  6. ^ Anthony, Daniel (2009). Glenna Goodacre : Sculpture. Santa Fe, NM: Encantado. p. 10. ISBN 9780615296326.
  7. ^ Roberts, Kathaleen. "Artist Glenna Goodacre Rebounds From Brain Injury". Albuquerque Journal. Retrieved June 7, 2019.
  8. ^ "About - The Irish Memorial". Retrieved June 7, 2019.
  9. ^ "Sacagawea Coin Unveiling". Retrieved June 7, 2019.
  10. ^ "Statue rejected by West Point unveiled". ESPN, Inc. May 5, 2004. Retrieved June 7, 2019.
  11. ^ "Goodacre". Retrieved June 7, 2019.
  12. ^ Kerns, William. "Goodacre announces retirement, intention to donate sculpture to Tech". Retrieved June 7, 2019.
  13. ^ Kerns, William. "Road to the Top: Lubbock Street Named For Sculptor Glenna Goodacre". FreeRepublic, LLC. Retrieved June 8, 2019.
  14. ^ "2018 Annual Governor's Awards for Excellence in the Arts Artists and Major Contributors Celebrated". Retrieved June 8, 2019.
  15. ^ Kerns, William. "Goodacre announces retirement, intention to donate sculpture to Tech". Lubbock Avalanche. Retrieved June 7, 2018.
  16. ^ Davidson, Joanne (March 8, 2010). "Goodacre's sculpture helps fund her savior Craig Hospital". The Denver Post. Retrieved June 7, 2019.
  17. ^ "Sculptor Glenna Goodacre hospitalized with head injury". Midland Reporter-Telegram. Midland, Texas. March 20, 2007. Retrieved June 7, 2019.
  18. ^ "News: Top News, Business News, Company News". Retrieved December 19, 2012.

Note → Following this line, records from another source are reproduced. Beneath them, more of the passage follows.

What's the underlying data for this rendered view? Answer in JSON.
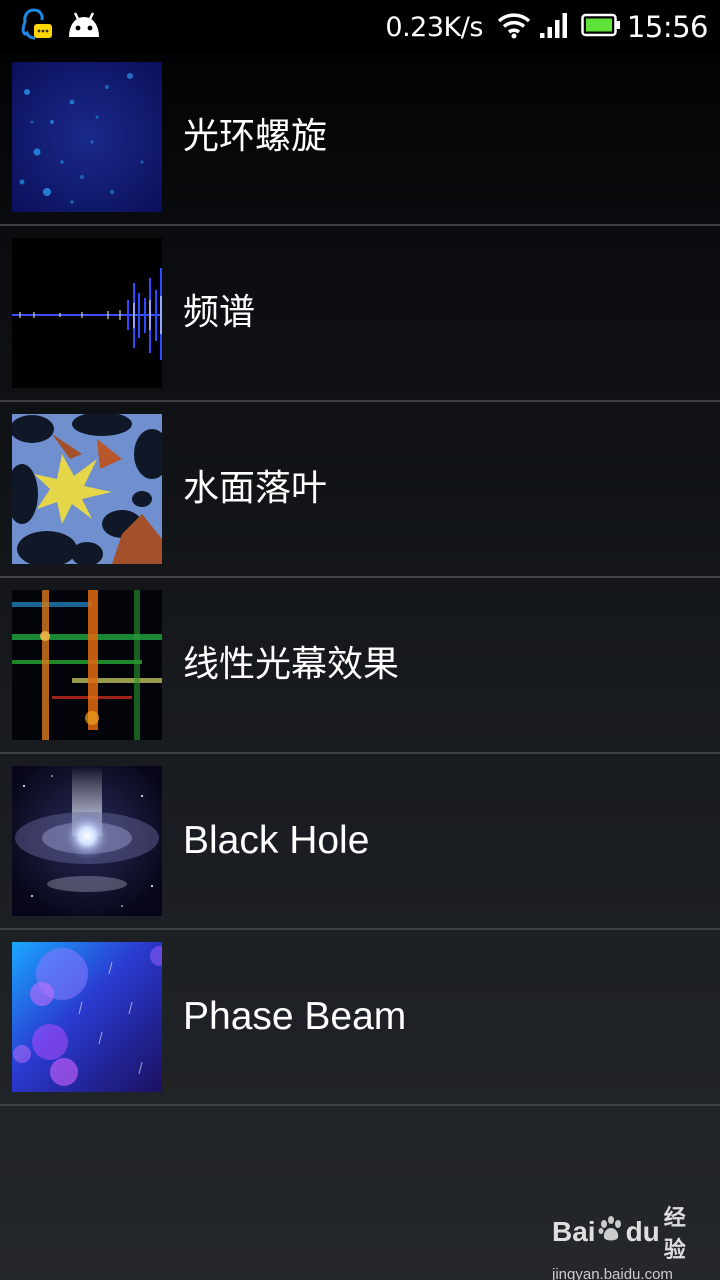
{
  "status_bar": {
    "left_icons": [
      "qq-notification-icon",
      "android-icon"
    ],
    "net_speed": "0.23K/s",
    "right_icons": [
      "wifi-icon",
      "signal-icon",
      "battery-icon"
    ],
    "battery_color": "#5fe23a",
    "time": "15:56"
  },
  "wallpapers": [
    {
      "label": "光环螺旋",
      "thumbnail": "halo-spiral-thumbnail"
    },
    {
      "label": "频谱",
      "thumbnail": "spectrum-thumbnail"
    },
    {
      "label": "水面落叶",
      "thumbnail": "falling-leaves-thumbnail"
    },
    {
      "label": "线性光幕效果",
      "thumbnail": "linear-light-curtain-thumbnail"
    },
    {
      "label": "Black Hole",
      "thumbnail": "black-hole-thumbnail"
    },
    {
      "label": "Phase Beam",
      "thumbnail": "phase-beam-thumbnail"
    }
  ],
  "watermark": {
    "logo_left": "Bai",
    "logo_right": "du",
    "logo_cn": "经验",
    "url": "jingyan.baidu.com"
  }
}
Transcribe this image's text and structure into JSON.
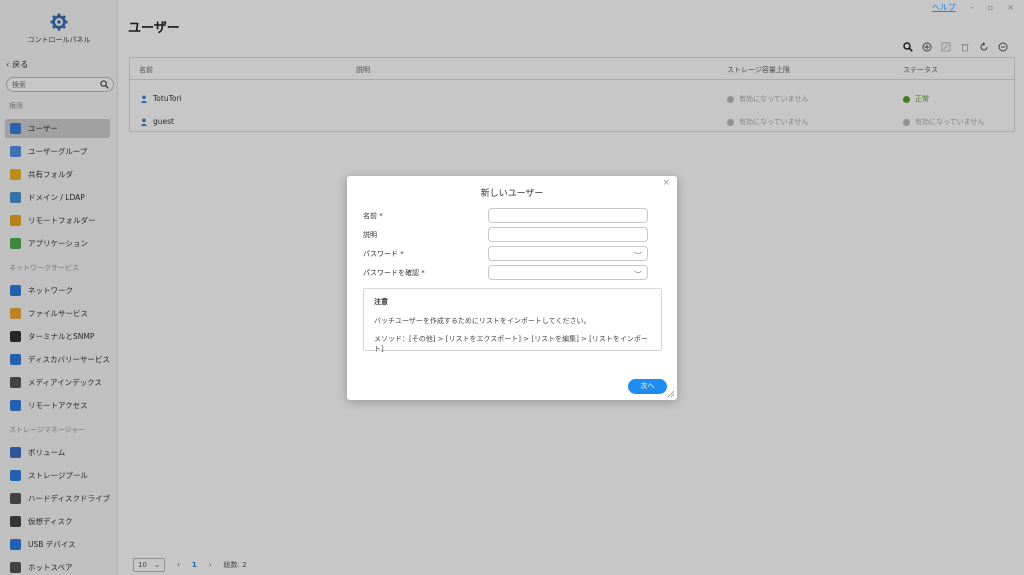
{
  "window": {
    "help_label": "ヘルプ",
    "minimize": "–",
    "restore": "▫",
    "close": "×"
  },
  "sidebar": {
    "title": "コントロールパネル",
    "back_label": "戻る",
    "search_placeholder": "検索",
    "sections": [
      {
        "title": "権限",
        "items": [
          {
            "label": "ユーザー",
            "color": "#3d7fd6",
            "active": true
          },
          {
            "label": "ユーザーグループ",
            "color": "#5a8fe0"
          },
          {
            "label": "共有フォルダ",
            "color": "#f0b429"
          },
          {
            "label": "ドメイン / LDAP",
            "color": "#4a90d9"
          },
          {
            "label": "リモートフォルダー",
            "color": "#e8a820"
          },
          {
            "label": "アプリケーション",
            "color": "#4caf50"
          }
        ]
      },
      {
        "title": "ネットワークサービス",
        "items": [
          {
            "label": "ネットワーク",
            "color": "#2d7be0"
          },
          {
            "label": "ファイルサービス",
            "color": "#f0a830"
          },
          {
            "label": "ターミナルとSNMP",
            "color": "#333333"
          },
          {
            "label": "ディスカバリーサービス",
            "color": "#2d7be0"
          },
          {
            "label": "メディアインデックス",
            "color": "#555555"
          },
          {
            "label": "リモートアクセス",
            "color": "#2d7be0"
          }
        ]
      },
      {
        "title": "ストレージマネージャー",
        "items": [
          {
            "label": "ボリューム",
            "color": "#3b6fc4"
          },
          {
            "label": "ストレージプール",
            "color": "#2d7be0"
          },
          {
            "label": "ハードディスクドライブ",
            "color": "#555555"
          },
          {
            "label": "仮想ディスク",
            "color": "#444444"
          },
          {
            "label": "USB デバイス",
            "color": "#2d7be0"
          },
          {
            "label": "ホットスペア",
            "color": "#555555"
          }
        ]
      }
    ]
  },
  "main": {
    "title": "ユーザー",
    "table": {
      "headers": [
        "名前",
        "説明",
        "ストレージ容量上限",
        "ステータス"
      ],
      "rows": [
        {
          "name": "TotuTori",
          "desc": "",
          "quota": "有効になっていません",
          "status": "正常",
          "status_ok": true
        },
        {
          "name": "guest",
          "desc": "",
          "quota": "有効になっていません",
          "status": "有効になっていません",
          "status_ok": false
        }
      ]
    },
    "pager": {
      "page_size": "10",
      "current_page": "1",
      "total": "総数: 2"
    }
  },
  "modal": {
    "title": "新しいユーザー",
    "fields": [
      {
        "label": "名前 *",
        "value": ""
      },
      {
        "label": "説明",
        "value": ""
      },
      {
        "label": "パスワード *",
        "value": ""
      },
      {
        "label": "パスワードを確認 *",
        "value": ""
      }
    ],
    "note_title": "注意",
    "note_line1": "バッチユーザーを作成するためにリストをインポートしてください。",
    "note_line2": "メソッド：[その他] > [リストをエクスポート] > [リストを編集] > [リストをインポート]",
    "next_label": "次へ"
  },
  "colors": {
    "accent": "#1e8cf0",
    "ok": "#5a9e2a"
  }
}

  19. ^ Smith, Harrison (April 15, 2020). "Glenna Goodacre, artist who sculpted Vietnam Women's Memorial, dies at 80". The Washington Post. Retrieved May 8, 2020.
  20. ^ "Glenna Goodacre passes away at the age of 80". KCBD. Retrieved April 14, 2020.
  21. ^ "Founder's Hall".

External links[edit]